Russia, the Baltic states and the other countries of the former Soviet Union inherited health and education systems that were in need of substantial structural and financial reform. In spite of a sharp decline of real resources, this reform has barely begun. While health and education have not suffered disproportionate cuts, employment has been maintained, with real wages sharply compressed, purchases of materials reduced and energy-related spending taking a greater share of resources in many countries. Structural and financial reform would include reducing staffing and physical capacity, while increasing expenditures for materials and wages for the more highly qualified.

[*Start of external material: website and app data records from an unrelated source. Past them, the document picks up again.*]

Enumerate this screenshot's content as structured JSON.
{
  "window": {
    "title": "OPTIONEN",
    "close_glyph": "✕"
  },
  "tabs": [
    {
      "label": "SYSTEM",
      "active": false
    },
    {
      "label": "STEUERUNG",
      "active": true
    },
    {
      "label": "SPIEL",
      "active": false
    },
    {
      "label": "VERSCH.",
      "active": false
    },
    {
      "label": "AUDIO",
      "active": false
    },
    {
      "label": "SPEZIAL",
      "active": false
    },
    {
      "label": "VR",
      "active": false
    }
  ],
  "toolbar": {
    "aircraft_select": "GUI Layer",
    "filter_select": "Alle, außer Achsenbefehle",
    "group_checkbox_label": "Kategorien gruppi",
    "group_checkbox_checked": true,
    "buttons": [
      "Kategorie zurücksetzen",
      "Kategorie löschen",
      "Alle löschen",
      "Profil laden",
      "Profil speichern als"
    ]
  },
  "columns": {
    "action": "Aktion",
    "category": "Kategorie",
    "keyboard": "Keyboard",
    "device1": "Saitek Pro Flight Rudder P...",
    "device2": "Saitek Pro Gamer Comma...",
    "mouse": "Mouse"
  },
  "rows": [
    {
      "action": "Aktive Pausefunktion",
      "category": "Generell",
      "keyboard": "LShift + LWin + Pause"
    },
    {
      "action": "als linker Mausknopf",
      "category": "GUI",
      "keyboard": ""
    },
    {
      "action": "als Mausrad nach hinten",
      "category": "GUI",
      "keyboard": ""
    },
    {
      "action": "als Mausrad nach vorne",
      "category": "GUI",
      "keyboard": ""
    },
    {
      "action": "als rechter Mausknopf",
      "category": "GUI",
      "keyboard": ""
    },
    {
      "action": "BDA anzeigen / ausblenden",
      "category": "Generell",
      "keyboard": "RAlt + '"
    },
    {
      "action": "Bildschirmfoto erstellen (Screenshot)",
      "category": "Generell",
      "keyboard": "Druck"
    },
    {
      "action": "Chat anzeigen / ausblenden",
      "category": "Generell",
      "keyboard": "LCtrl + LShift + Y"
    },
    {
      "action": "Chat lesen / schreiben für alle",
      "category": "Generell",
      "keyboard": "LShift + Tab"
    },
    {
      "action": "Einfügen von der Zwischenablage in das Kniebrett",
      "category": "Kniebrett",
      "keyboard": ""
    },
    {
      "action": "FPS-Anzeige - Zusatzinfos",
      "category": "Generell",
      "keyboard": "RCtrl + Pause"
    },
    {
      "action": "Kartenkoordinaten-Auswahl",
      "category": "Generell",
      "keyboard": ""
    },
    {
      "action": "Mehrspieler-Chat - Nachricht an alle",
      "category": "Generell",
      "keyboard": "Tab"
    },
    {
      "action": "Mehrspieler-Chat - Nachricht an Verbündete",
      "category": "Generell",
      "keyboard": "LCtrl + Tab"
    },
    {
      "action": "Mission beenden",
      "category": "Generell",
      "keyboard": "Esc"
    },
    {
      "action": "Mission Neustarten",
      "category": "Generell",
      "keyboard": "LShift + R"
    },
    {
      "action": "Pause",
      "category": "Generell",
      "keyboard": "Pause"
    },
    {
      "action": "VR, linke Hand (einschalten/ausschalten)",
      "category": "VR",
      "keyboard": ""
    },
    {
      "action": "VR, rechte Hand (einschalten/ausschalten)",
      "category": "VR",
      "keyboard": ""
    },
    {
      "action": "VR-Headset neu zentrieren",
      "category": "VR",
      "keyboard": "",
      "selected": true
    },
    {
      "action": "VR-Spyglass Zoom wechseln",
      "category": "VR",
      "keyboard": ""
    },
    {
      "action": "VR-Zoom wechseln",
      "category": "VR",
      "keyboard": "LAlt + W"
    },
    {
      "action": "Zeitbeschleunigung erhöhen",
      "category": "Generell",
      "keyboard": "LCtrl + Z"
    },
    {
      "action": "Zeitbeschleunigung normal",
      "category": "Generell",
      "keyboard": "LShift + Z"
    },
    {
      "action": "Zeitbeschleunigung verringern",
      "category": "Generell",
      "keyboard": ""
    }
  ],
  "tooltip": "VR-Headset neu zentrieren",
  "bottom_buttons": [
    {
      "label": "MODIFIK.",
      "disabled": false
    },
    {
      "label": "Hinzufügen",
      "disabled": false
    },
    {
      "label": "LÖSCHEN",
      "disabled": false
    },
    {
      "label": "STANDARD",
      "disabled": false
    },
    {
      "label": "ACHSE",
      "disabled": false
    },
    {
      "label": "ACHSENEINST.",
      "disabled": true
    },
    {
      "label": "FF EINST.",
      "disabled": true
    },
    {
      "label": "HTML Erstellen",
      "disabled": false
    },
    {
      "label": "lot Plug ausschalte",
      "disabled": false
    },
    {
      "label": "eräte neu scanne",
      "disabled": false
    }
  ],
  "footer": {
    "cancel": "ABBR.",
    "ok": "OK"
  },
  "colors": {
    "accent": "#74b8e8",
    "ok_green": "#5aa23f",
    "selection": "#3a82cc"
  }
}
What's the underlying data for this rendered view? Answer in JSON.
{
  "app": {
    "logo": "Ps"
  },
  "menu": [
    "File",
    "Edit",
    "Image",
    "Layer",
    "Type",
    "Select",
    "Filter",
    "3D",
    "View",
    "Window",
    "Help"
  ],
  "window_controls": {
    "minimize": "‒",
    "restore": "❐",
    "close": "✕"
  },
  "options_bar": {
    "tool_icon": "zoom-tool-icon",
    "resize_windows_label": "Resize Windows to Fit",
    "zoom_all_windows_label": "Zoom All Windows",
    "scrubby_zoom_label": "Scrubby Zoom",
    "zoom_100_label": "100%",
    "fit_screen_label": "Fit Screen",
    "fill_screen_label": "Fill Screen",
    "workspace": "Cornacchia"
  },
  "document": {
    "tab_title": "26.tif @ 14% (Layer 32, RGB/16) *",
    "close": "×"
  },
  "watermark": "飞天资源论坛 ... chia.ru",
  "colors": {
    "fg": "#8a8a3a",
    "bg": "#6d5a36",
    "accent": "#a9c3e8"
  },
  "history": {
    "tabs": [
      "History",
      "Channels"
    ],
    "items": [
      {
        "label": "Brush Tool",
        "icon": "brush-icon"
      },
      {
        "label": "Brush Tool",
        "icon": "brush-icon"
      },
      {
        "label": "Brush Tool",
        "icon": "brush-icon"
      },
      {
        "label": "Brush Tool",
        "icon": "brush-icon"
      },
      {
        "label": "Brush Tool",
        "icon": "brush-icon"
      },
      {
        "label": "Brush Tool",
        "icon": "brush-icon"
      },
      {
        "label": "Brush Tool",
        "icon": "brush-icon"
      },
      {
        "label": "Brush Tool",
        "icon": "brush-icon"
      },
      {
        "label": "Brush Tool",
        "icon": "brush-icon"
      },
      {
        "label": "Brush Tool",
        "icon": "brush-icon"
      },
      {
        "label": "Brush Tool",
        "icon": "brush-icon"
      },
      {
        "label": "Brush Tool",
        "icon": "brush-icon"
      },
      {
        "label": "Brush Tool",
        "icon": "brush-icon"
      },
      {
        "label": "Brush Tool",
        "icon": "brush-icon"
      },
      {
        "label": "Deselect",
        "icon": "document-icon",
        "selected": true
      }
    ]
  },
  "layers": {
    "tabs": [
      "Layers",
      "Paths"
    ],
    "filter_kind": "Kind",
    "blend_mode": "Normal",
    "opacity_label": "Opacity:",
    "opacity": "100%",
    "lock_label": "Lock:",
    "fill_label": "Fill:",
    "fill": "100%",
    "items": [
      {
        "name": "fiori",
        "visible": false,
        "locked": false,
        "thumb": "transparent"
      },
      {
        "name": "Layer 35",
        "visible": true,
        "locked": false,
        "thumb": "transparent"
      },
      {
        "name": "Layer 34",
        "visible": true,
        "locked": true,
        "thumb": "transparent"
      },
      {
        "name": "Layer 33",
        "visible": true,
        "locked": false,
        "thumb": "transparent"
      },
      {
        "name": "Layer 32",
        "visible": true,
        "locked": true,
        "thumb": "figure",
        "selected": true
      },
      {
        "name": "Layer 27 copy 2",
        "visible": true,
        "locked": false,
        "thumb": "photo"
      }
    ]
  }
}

This paper assesses the relative efficiency and flexibility of public spending in Slovenia compared to the advanced and new EU member states. Spending on health care, education, and social protection is relatively high in Slovenia without achieving correspondingly better outcomes. Inefficiencies appear to stem from the financing mechanisms for social services, institutional arrangements, and the weak targeting of social benefits. In addition, the composition of spending appears to be strongly tilted towards nondiscretionary items that reduce the fiscal room for maneuver. Greater flexibility is needed to facilitate the reallocation of relatively inefficient expenditure into higher priorities. In this manner, medium-term expenditure rationalization can focus on reducing inefficient outlays rather than restraining traditionally flexible components of the budget, such as public investment.